The 4 horsemen of the Apocalypse are described in the Bible, in Revelation chapter 6, verses 1-8. The 4 horsemen are symbolic descriptions of different events which will take place in the end times. Today we face our own health version of the apocalypse, not at the end of our life, but daily, with ever increasing deleterious effects to our health, and fitness. The enemy that wages an ongoing daily destruction to our over all well being are the 4 horsemen of health: dehydration, sleep deprivation, obesity, and malnutrition. Enemy #1 Dehydration: Water makes up at least two-thirds of the human body. It plays a large part in your normal functions, such as lubricating your joints and eyes, keeping your skin healthy by eliminating toxins, and facilitating proper digestion. Once the water in your body is reduced, it needs to be replaced because an imbalance between the salts and sugar in your body can affect the way you will perform.1 If your body has lost one to two percent of its entire water content, you will feel thirsty, a sign that you need to replenish the lost liquids. Dehydration happens when you've lost too much water in your body without replacing it, preventing your body to perform its normal functions. Mild dehydration can easily be treated but if it reaches extreme levels, it can be life-threatening and will require immediate medical attention. Enemy #2 Sleep Deprivation: The Relationship Between Sleep and Health Not getting enough sleep can have profound consequences on a daily and potentially long-term basis for your health and mental well-being. We all have some sense of the relationship between sleep and our ability to function throughout the day. After all, everyone has experienced the fatigue, bad mood, or lack of focus that so often follow a night of poor sleep. What many people do not realize is that a lack of sleepespecially on a regular basisis associated with long-term health consequences, including chronic medical conditions like diabetes, high blood pressure, and heart disease, and that these conditions may lead to a shortened life expectancy. Additional research studies show that habitually sleeping more than nine hours is also associated with poor health. Insufficient sleep has been linked to a high probability for weight gain.
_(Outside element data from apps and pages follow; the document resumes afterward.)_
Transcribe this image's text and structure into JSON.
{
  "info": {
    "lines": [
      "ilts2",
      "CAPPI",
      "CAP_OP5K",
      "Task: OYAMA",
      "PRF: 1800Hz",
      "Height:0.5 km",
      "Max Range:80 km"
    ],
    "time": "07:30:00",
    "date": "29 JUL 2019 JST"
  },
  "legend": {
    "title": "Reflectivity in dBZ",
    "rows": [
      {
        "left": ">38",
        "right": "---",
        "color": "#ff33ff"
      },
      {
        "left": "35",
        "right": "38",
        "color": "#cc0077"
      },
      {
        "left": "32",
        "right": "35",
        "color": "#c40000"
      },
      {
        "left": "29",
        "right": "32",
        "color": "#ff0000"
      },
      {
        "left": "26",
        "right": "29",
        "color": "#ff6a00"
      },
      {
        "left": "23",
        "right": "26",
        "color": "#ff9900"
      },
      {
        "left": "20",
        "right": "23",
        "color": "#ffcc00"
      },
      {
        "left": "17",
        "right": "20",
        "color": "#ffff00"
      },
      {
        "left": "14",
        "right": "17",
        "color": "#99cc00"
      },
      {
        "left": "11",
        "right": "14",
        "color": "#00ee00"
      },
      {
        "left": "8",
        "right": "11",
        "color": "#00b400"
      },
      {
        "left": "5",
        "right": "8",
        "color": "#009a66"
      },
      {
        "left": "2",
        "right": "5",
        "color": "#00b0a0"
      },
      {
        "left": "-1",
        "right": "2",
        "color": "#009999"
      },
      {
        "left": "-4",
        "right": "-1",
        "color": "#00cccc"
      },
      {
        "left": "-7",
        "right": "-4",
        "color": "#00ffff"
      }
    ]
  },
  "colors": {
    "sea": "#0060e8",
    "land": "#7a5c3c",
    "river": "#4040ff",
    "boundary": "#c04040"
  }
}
Several studies have linked insufficient sleep and weight gain. For example, studies have shown that people who habitually sleep less than six hours per night are much more likely to have a higher than average body mass index (BMI) and that people who sleep eight hours have the lowest BMI. Sleep is now being seen as a potential risk factor for obesity along with the two most commonly identified risk factors: lack of exercise and overeating. Research into the mechanisms involved in regulating metabolism and appetite are beginning to explain what the connection between sleep and obesity might be. During sleep, our bodies secrete hormones that help to control appetite, energy metabolism, and glucose processing. Obtaining too little sleep upsets the balance of these and other hormones. For example, poor sleep leads to an increase in the production of cortisol, often referred to as the "stress hormone." Poor sleep is also associated with increases in the secretion of insulin following a meal. Insulin is a hormone that regulates glucose processing and promotes fat storage; higher levels of insulin are associated with weight gain, a risk factor for diabetes. Insufficient sleep is also associated with lower levels of leptin, a hormone that alerts the brain that it has enough food, as well as higher levels of ghrelin, a biochemical that stimulates appetite. As a result, poor sleep may result in food cravings even after we have eaten an adequate number of calories. We may also be more likely to eat foods such as sweets that satisfy the craving for a quick energy boost. In addition, insufficient sleep may leave us too tired to burn off these extra calories with exercise. Enemy #3 Obesity: People who are obese, compared to those with a normal or healthy weight, are at increased risk for many serious diseases and health conditions, including the following: All-causes of death (mortality) High blood pressure (Hypertension) High LDL cholesterol, low HDL cholesterol, or high levels of triglycerides (Dyslipidemia) Type 2 diabetes Coronary heart disease Stroke Gallbladder disease Osteoarthritis (a breakdown of cartilage and bone within a joint) Sleep apnea and breathing problems Some cancers (endometrial, breast, colon, kidney, gallbladder, and liver) Low quality of life Mental illness such as clinical depression, anxiety, and other mental disorders4,5 Bodily pain and difficulty with physical functioning. Enemy #4 Malnutrition: In the 3rd world malnutrition is characterized by not eating enough of the correct foods for nourishment. In the western world malnourishment is characterized by eating too much of the wrong foods causing malnourishment. Malnutrition, whether it is obesity or hunger, can be conquered not only in the United States but all over the world if everyone helps not only themselves but also those around them. It wouldnt make sense not to try because even if you or your family are not afflicted with some type of nutrition deficiency you still have to pay for those that are through higher insurance costs and lowered productivity in the workforce, which will cause a lower standard of living. Most people do not even realize how much this problem affects them and their entire country. If the right information and help is publicized people will understand how much of a problem malnourishment is and how it affects them personally, not just some stranger they will never meet. To come out victorious everyone needs to join forces to combat this ailment, and the world will be a better place once we have.
Written by Carter Hays.
Posted on August 14, 2017 by SpeakerMatch Speakers Bureau